##### MATERIAL FOR THIS TASK #####

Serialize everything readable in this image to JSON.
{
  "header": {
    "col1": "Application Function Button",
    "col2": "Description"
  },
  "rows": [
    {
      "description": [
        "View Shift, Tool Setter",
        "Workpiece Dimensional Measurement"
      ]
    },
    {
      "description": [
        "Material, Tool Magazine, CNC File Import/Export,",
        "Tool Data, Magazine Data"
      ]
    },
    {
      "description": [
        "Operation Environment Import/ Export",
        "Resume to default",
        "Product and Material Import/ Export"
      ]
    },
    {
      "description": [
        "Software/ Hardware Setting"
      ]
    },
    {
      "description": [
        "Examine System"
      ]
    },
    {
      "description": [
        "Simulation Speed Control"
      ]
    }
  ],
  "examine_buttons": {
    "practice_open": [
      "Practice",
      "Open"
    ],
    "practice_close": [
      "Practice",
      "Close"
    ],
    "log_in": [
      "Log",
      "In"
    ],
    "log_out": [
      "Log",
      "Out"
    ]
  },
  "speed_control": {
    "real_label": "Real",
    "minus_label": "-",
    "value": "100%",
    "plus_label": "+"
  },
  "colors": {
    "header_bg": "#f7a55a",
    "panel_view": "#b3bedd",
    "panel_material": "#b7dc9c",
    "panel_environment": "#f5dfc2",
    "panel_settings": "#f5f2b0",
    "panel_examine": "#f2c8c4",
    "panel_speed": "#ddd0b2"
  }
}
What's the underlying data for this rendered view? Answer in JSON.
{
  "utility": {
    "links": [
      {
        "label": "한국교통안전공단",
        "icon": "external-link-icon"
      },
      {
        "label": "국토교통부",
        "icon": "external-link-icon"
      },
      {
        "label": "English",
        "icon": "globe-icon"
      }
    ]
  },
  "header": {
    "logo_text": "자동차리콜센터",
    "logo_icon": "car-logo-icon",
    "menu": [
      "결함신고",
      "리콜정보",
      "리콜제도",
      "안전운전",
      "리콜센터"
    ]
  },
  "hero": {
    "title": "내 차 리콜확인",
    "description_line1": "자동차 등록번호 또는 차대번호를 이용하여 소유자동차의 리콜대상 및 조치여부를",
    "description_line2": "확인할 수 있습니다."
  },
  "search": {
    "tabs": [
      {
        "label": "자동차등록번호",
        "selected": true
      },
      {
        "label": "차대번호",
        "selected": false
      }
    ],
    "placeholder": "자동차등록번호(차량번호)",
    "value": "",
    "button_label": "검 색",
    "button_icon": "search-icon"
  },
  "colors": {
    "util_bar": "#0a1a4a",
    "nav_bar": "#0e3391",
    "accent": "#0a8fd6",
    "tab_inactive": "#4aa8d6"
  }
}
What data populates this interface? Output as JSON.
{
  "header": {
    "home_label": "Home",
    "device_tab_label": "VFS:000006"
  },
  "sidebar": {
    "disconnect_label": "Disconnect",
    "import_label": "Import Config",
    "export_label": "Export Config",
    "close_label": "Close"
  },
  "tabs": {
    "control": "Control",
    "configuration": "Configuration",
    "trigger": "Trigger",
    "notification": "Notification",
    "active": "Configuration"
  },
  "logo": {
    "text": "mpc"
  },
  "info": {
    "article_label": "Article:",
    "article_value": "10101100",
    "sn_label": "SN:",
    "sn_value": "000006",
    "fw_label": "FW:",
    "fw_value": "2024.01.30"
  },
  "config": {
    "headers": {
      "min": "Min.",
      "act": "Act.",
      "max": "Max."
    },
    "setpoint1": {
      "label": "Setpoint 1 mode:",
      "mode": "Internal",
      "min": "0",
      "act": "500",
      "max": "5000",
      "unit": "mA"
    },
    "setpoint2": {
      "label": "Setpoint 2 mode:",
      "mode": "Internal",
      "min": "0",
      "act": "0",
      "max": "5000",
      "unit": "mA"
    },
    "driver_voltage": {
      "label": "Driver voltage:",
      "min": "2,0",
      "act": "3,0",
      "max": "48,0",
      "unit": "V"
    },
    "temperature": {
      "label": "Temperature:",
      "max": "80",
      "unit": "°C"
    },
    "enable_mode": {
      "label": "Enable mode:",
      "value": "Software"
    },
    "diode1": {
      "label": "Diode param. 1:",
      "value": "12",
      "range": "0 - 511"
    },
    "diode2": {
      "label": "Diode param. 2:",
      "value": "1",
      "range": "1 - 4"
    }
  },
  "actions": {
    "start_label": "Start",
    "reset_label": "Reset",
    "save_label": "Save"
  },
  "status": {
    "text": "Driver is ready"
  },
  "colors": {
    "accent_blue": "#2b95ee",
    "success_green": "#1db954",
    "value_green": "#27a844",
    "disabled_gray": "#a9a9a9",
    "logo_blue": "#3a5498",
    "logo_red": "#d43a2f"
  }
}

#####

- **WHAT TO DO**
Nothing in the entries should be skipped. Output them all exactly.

- **RESPONSE TO THE EXERCISE**
Serialize everything readable in this image to JSON.
{
  "header": {
    "col1": "Application Function Button",
    "col2": "Description"
  },
  "rows": [
    {
      "description": [
        "View Shift, Tool Setter",
        "Workpiece Dimensional Measurement"
      ]
    },
    {
      "description": [
        "Material, Tool Magazine, CNC File Import/Export,",
        "Tool Data, Magazine Data"
      ]
    },
    {
      "description": [
        "Operation Environment Import/ Export",
        "Resume to default",
        "Product and Material Import/ Export"
      ]
    },
    {
      "description": [
        "Software/ Hardware Setting"
      ]
    },
    {
      "description": [
        "Examine System"
      ]
    },
    {
      "description": [
        "Simulation Speed Control"
      ]
    }
  ],
  "examine_buttons": {
    "practice_open": [
      "Practice",
      "Open"
    ],
    "practice_close": [
      "Practice",
      "Close"
    ],
    "log_in": [
      "Log",
      "In"
    ],
    "log_out": [
      "Log",
      "Out"
    ]
  },
  "speed_control": {
    "real_label": "Real",
    "minus_label": "-",
    "value": "100%",
    "plus_label": "+"
  },
  "colors": {
    "header_bg": "#f7a55a",
    "panel_view": "#b3bedd",
    "panel_material": "#b7dc9c",
    "panel_environment": "#f5dfc2",
    "panel_settings": "#f5f2b0",
    "panel_examine": "#f2c8c4",
    "panel_speed": "#ddd0b2"
  }
}
What's the underlying data for this rendered view? Answer in JSON.
{
  "utility": {
    "links": [
      {
        "label": "한국교통안전공단",
        "icon": "external-link-icon"
      },
      {
        "label": "국토교통부",
        "icon": "external-link-icon"
      },
      {
        "label": "English",
        "icon": "globe-icon"
      }
    ]
  },
  "header": {
    "logo_text": "자동차리콜센터",
    "logo_icon": "car-logo-icon",
    "menu": [
      "결함신고",
      "리콜정보",
      "리콜제도",
      "안전운전",
      "리콜센터"
    ]
  },
  "hero": {
    "title": "내 차 리콜확인",
    "description_line1": "자동차 등록번호 또는 차대번호를 이용하여 소유자동차의 리콜대상 및 조치여부를",
    "description_line2": "확인할 수 있습니다."
  },
  "search": {
    "tabs": [
      {
        "label": "자동차등록번호",
        "selected": true
      },
      {
        "label": "차대번호",
        "selected": false
      }
    ],
    "placeholder": "자동차등록번호(차량번호)",
    "value": "",
    "button_label": "검 색",
    "button_icon": "search-icon"
  },
  "colors": {
    "util_bar": "#0a1a4a",
    "nav_bar": "#0e3391",
    "accent": "#0a8fd6",
    "tab_inactive": "#4aa8d6"
  }
}
What data populates this interface? Output as JSON.
{
  "header": {
    "home_label": "Home",
    "device_tab_label": "VFS:000006"
  },
  "sidebar": {
    "disconnect_label": "Disconnect",
    "import_label": "Import Config",
    "export_label": "Export Config",
    "close_label": "Close"
  },
  "tabs": {
    "control": "Control",
    "configuration": "Configuration",
    "trigger": "Trigger",
    "notification": "Notification",
    "active": "Configuration"
  },
  "logo": {
    "text": "mpc"
  },
  "info": {
    "article_label": "Article:",
    "article_value": "10101100",
    "sn_label": "SN:",
    "sn_value": "000006",
    "fw_label": "FW:",
    "fw_value": "2024.01.30"
  },
  "config": {
    "headers": {
      "min": "Min.",
      "act": "Act.",
      "max": "Max."
    },
    "setpoint1": {
      "label": "Setpoint 1 mode:",
      "mode": "Internal",
      "min": "0",
      "act": "500",
      "max": "5000",
      "unit": "mA"
    },
    "setpoint2": {
      "label": "Setpoint 2 mode:",
      "mode": "Internal",
      "min": "0",
      "act": "0",
      "max": "5000",
      "unit": "mA"
    },
    "driver_voltage": {
      "label": "Driver voltage:",
      "min": "2,0",
      "act": "3,0",
      "max": "48,0",
      "unit": "V"
    },
    "temperature": {
      "label": "Temperature:",
      "max": "80",
      "unit": "°C"
    },
    "enable_mode": {
      "label": "Enable mode:",
      "value": "Software"
    },
    "diode1": {
      "label": "Diode param. 1:",
      "value": "12",
      "range": "0 - 511"
    },
    "diode2": {
      "label": "Diode param. 2:",
      "value": "1",
      "range": "1 - 4"
    }
  },
  "actions": {
    "start_label": "Start",
    "reset_label": "Reset",
    "save_label": "Save"
  },
  "status": {
    "text": "Driver is ready"
  },
  "colors": {
    "accent_blue": "#2b95ee",
    "success_green": "#1db954",
    "value_green": "#27a844",
    "disabled_gray": "#a9a9a9",
    "logo_blue": "#3a5498",
    "logo_red": "#d43a2f"
  }
}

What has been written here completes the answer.